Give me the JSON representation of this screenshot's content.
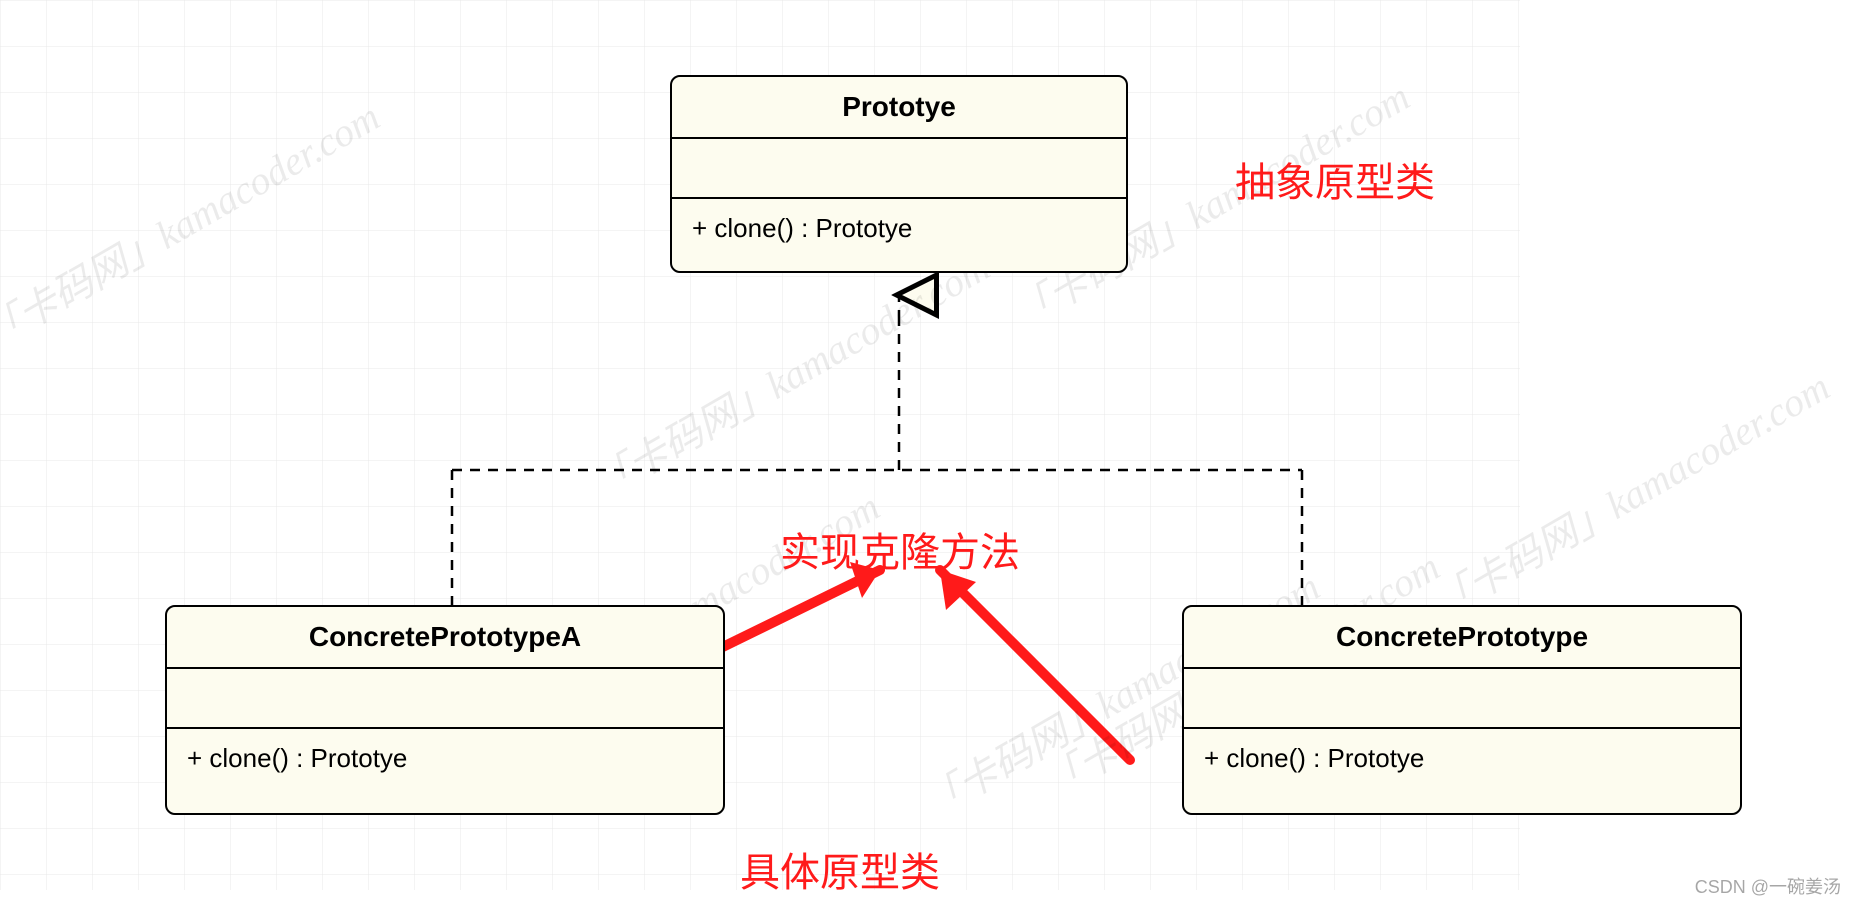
{
  "classes": {
    "prototype": {
      "name": "Prototye",
      "operation": "+ clone() : Prototye"
    },
    "concreteA": {
      "name": "ConcretePrototypeA",
      "operation": "+ clone() : Prototye"
    },
    "concreteB": {
      "name": "ConcretePrototype",
      "operation": "+ clone() : Prototye"
    }
  },
  "annotations": {
    "abstract_class": "抽象原型类",
    "implements_clone": "实现克隆方法",
    "concrete_class": "具体原型类"
  },
  "watermark": "「卡码网」kamacoder.com",
  "credit": "CSDN @一碗姜汤"
}
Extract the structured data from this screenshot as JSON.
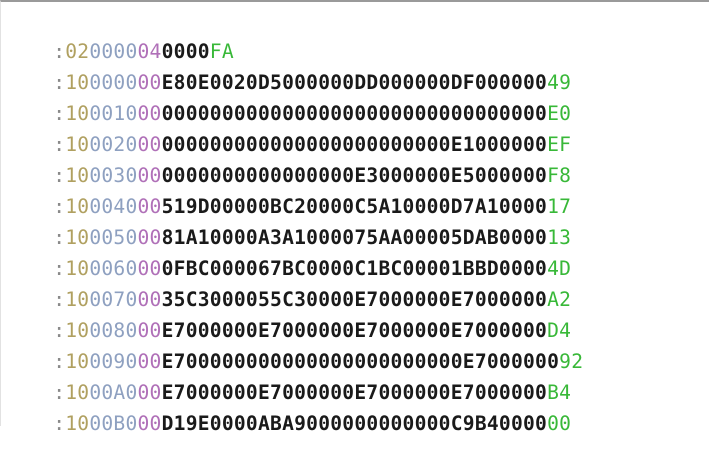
{
  "colors": {
    "colon": "#8a8a8a",
    "length": "#b0a060",
    "address": "#8ea0c0",
    "record_type": "#b070b8",
    "data": "#1a1a1a",
    "checksum": "#38b838"
  },
  "records": [
    {
      "colon": ":",
      "length": "02",
      "address": "0000",
      "type": "04",
      "data": "0000",
      "checksum": "FA"
    },
    {
      "colon": ":",
      "length": "10",
      "address": "0000",
      "type": "00",
      "data": "E80E0020D5000000DD000000DF000000",
      "checksum": "49"
    },
    {
      "colon": ":",
      "length": "10",
      "address": "0010",
      "type": "00",
      "data": "00000000000000000000000000000000",
      "checksum": "E0"
    },
    {
      "colon": ":",
      "length": "10",
      "address": "0020",
      "type": "00",
      "data": "000000000000000000000000E1000000",
      "checksum": "EF"
    },
    {
      "colon": ":",
      "length": "10",
      "address": "0030",
      "type": "00",
      "data": "0000000000000000E3000000E5000000",
      "checksum": "F8"
    },
    {
      "colon": ":",
      "length": "10",
      "address": "0040",
      "type": "00",
      "data": "519D00000BC20000C5A10000D7A10000",
      "checksum": "17"
    },
    {
      "colon": ":",
      "length": "10",
      "address": "0050",
      "type": "00",
      "data": "81A10000A3A1000075AA00005DAB0000",
      "checksum": "13"
    },
    {
      "colon": ":",
      "length": "10",
      "address": "0060",
      "type": "00",
      "data": "0FBC000067BC0000C1BC00001BBD0000",
      "checksum": "4D"
    },
    {
      "colon": ":",
      "length": "10",
      "address": "0070",
      "type": "00",
      "data": "35C3000055C30000E7000000E7000000",
      "checksum": "A2"
    },
    {
      "colon": ":",
      "length": "10",
      "address": "0080",
      "type": "00",
      "data": "E7000000E7000000E7000000E7000000",
      "checksum": "D4"
    },
    {
      "colon": ":",
      "length": "10",
      "address": "0090",
      "type": "00",
      "data": "E700000000000000000000000E7000000",
      "checksum": "92"
    },
    {
      "colon": ":",
      "length": "10",
      "address": "00A0",
      "type": "00",
      "data": "E7000000E7000000E7000000E7000000",
      "checksum": "B4"
    },
    {
      "colon": ":",
      "length": "10",
      "address": "00B0",
      "type": "00",
      "data": "D19E0000ABA9000000000000C9B40000",
      "checksum": "00"
    }
  ]
}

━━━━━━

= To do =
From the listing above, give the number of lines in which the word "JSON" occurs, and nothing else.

= Written answer =
2